Mad In Pursuit Notebook

Uncle Pat PriceFrom Williston ND: Thank you, Uncle Pat

6.14.2013. Here we sit in a hotel in North Dakota after a long day's drive. I've been thinking a lot about my uncle today and about the tradition of kind and skillful men he represented. On Thanksgiving of 2006, musing about what I might be thankful for, I wrote the following piece:

A Thanksgiving Note to My Uncle Pat

Is there a book you read as a child that changed your life forever? It's one of those public radio questions calculated to make you feel like a clod — as if you were reading literature for inspiration instead of homework.

But now that I have out my pens and bristol board for a cartooning class, I realize that there was a book that changed my life.

In sixth grade — 1960 — I won an Honorable Mention in a poster contest sponsored by AAA and the St. Louis Christmas Carol Association. I had fun painting my goony carolers but labored endlessly over painting the required block letters.

I must have communicated the lettering agony to my Uncle Pat. Next thing I knew, he dropped off a book for me. Written on the first page in india ink was a note congratulating me on my achievement. My uncle (also my godfather and father to 6 kids of his own) worked as a draftsman. The small paperback was "The Speedball Book of Lettering."

The idea with Speedball is that you buy their pen nibs, then use the book to guide you in the proper shape of letters. I didn't really put two and two together about the nibs. I had a pencil. I started copying letters.

Ames Lettering guideThe book went everywhere with me. I analyzed and reproduced curves and slants. I slowly began to see what made letters belong to one style versus another. Somewhere along the line Uncle Pat also gave me an Ames Lettering Guide, which quickly puts pencil rules on a page for precise line spacing.

Lettering became my special skill.

I was on a track in high school where I wasn't allowed to take art classes, but I still drew letters. My dad had me doing covers for the church sports banquet programs. And I drew giant 1960s-style balloon letters for high school drama productions.

My grandfather Ewald asked me to do a "For Rent" sign. As I sat at the kitchen table slowly outlining the letters and filling them in, he watched with both fascination and impatience, giving me pointers about how I might increase my efficiency.

In college I made brochures and posters for the Spanish Department. My willingness to letter anything was a source of great popularity — I was fast and fun (with a magic marker, that is).

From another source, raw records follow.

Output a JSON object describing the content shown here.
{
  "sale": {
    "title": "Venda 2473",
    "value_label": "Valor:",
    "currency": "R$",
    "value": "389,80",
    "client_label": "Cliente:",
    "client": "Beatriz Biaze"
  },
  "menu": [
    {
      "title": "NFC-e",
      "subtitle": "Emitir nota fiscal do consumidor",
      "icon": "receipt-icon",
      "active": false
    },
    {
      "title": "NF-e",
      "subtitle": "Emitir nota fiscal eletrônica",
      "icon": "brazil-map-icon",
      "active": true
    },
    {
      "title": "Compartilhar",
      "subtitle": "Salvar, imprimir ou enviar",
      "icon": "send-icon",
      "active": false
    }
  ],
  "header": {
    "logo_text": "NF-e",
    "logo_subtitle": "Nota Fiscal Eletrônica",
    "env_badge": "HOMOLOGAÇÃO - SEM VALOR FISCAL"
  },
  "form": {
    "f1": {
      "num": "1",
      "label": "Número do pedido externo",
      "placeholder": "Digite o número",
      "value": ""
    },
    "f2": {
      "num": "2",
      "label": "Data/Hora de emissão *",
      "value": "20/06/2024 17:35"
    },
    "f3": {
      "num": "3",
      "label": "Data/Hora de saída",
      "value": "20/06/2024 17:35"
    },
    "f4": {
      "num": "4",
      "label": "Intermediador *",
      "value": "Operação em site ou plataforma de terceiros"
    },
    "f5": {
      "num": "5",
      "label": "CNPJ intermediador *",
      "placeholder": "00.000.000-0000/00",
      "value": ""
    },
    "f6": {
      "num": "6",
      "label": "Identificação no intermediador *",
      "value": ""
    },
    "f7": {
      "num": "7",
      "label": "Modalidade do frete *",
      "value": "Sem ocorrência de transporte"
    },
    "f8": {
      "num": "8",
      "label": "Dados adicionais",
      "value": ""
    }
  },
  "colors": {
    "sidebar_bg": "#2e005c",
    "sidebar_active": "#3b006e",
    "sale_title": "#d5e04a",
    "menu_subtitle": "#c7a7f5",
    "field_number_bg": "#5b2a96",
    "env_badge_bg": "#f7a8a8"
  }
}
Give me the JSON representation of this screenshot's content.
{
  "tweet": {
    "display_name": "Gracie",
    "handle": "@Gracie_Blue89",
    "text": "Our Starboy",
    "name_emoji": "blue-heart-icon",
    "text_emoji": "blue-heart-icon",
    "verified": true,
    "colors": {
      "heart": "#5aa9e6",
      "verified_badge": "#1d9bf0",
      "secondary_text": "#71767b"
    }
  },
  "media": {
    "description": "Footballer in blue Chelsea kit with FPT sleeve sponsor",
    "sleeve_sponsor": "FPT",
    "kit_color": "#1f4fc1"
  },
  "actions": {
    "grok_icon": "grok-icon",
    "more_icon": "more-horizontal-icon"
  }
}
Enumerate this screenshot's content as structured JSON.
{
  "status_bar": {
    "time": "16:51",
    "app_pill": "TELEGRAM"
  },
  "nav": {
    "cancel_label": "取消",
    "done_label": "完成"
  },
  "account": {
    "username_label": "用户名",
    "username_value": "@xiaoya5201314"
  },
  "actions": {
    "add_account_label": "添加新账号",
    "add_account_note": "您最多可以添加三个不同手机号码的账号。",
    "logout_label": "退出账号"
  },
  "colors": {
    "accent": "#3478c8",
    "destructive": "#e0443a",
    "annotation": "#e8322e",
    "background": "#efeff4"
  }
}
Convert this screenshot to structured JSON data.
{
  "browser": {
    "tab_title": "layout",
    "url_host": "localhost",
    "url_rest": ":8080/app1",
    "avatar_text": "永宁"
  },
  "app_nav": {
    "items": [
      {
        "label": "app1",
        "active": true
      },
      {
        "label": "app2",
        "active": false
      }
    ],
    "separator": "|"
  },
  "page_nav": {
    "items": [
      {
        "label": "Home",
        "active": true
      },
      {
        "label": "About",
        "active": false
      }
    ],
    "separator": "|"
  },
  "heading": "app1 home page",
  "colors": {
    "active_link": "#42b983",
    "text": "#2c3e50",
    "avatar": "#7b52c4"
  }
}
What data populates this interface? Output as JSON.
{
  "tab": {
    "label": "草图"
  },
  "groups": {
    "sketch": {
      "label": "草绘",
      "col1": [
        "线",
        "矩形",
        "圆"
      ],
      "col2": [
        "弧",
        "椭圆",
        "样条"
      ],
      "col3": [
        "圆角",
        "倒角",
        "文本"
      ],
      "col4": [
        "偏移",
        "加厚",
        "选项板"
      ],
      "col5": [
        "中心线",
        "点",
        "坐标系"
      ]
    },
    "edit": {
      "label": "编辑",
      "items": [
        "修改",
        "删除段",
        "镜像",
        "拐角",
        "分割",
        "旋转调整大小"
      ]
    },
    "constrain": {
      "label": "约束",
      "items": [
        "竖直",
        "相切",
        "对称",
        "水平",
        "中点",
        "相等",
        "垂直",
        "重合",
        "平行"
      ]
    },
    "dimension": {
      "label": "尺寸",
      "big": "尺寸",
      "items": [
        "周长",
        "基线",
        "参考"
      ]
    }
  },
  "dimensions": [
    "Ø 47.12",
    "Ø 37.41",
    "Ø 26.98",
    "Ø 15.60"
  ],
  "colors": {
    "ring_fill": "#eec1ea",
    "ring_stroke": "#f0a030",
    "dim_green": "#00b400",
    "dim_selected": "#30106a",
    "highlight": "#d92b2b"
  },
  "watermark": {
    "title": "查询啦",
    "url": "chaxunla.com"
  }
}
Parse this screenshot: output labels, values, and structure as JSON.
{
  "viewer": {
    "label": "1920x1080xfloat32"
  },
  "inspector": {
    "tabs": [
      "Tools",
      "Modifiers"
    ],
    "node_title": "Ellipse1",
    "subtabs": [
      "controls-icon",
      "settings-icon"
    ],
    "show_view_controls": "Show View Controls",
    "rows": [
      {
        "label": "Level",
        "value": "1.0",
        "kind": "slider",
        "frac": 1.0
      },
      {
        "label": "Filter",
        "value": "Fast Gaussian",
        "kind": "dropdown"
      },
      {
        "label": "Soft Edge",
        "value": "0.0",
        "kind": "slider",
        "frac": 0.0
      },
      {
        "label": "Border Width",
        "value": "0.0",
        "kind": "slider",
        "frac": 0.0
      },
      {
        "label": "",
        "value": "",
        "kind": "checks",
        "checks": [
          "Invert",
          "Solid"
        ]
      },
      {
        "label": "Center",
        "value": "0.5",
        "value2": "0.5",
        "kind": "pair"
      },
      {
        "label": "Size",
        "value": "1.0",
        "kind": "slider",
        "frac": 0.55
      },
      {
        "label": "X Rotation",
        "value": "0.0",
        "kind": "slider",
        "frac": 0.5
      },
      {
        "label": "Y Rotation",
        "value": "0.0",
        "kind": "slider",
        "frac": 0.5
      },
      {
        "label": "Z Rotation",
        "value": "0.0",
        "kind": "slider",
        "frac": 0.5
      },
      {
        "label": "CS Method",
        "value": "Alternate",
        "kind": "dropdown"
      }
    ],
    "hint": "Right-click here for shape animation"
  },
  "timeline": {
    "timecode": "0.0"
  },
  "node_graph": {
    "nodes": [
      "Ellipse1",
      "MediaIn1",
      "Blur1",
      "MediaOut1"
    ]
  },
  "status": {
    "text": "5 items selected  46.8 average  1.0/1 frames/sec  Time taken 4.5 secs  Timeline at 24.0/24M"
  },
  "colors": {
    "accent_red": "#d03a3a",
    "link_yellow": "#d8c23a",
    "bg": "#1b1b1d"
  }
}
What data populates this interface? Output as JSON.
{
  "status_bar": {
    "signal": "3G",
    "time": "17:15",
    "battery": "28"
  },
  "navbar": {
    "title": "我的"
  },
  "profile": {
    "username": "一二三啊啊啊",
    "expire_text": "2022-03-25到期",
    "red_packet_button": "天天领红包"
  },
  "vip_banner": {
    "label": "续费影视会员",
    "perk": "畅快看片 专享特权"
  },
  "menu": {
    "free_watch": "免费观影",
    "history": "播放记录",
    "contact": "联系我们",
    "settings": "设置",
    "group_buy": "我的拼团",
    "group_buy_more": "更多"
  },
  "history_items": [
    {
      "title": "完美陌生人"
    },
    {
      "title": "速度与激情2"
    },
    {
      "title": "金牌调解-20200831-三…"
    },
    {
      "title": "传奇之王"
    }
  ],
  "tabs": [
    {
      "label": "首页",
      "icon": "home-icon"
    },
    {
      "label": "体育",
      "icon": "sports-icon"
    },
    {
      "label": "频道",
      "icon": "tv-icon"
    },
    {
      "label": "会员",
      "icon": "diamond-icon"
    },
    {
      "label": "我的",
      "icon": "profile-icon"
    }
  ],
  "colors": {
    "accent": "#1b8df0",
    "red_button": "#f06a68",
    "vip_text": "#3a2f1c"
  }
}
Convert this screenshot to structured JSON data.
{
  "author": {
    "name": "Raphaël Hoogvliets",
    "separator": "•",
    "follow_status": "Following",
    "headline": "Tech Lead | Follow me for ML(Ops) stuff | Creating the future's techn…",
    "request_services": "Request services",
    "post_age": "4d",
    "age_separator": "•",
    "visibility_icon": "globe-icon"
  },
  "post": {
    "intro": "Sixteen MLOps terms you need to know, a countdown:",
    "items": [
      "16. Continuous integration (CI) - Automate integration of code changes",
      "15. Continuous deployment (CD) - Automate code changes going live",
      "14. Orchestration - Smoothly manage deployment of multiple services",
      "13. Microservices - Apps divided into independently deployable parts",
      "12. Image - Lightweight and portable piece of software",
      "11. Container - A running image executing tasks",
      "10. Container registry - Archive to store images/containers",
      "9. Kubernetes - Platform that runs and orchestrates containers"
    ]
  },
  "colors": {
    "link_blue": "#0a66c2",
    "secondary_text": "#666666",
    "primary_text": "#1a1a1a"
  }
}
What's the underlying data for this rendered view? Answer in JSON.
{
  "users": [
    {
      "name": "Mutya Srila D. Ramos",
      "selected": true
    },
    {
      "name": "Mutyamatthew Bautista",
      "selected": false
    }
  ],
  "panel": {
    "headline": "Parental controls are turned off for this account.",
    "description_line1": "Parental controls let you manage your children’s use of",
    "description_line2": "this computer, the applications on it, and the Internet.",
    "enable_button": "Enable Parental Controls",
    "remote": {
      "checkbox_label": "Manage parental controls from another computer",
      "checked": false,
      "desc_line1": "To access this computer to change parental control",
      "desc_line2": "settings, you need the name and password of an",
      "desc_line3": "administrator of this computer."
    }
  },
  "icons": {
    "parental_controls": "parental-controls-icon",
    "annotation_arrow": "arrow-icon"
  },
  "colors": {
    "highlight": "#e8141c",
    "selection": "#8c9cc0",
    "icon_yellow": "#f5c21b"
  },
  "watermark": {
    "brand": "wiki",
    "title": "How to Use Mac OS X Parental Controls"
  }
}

I carried the book around with me till my job at Green Valley School — 11 years or so. By that time it was stuffed with my "portfolio" of program covers and brochures, all held together with a rubber band.

Then it was gone. I searched high and low, desperate to find it. It was like losing my best friend. Gone. Just gone.

But the letter-mania stuck with me. Back in those pre-Letraset, pre-computer days, everyone loved a sign painter. Or someone to letter their favorite poem. Around 1978 I actually took a calligraphy course and figured out the Speedball nibs. "Drawing" letters was frowned upon in the calligraphic world of pens and brushes, but it was still my first love.

My drawing of letters on roller skates caught the attention of Pat Drum in 1980. She got me to do brochures for her growing aerobic dance business — and then figured that, if I could do letters, I could do any kind of graphics. That started a 10-year exploration of more skills and was the beginning of a beautiful friendship.

Gosh. A book. A book that guided me on the path of art, craft, usefulness, popularity, pure enjoyment and friendship.

And here I am today with my old pens spread out in front of me once again, having a ball. My original Ames Lettering Guide, with the $1 price sticker on its plastic sleeve, still works like a charm. I'm a little out of practice doing hand-lettering, but it's flooding my heart with memories of my old "Speedball Book of Lettering" days.

And so I'm also thinking of my Uncle Pat and his inspired act of kindness 46 years ago. A hot cup of coffee toast to him and to all my family this Thanksgiving morning. (11.23.2006)

child***

Today: Of course, it wasn't the book that changed my life. It was the uncle who had faith in a child, faith that she might share an interest of his and go on to develop it. Wasn't that his gift? Having faith in a child is the gift that ripples through a lifetime.

Thank you, Uncle Pat (1931-2013).

Photo lifted from the Facebook page of my cousin/his daughter Amy, taken at a recent Cardinals' game. Photo by his granddaughter Bridget Jeep.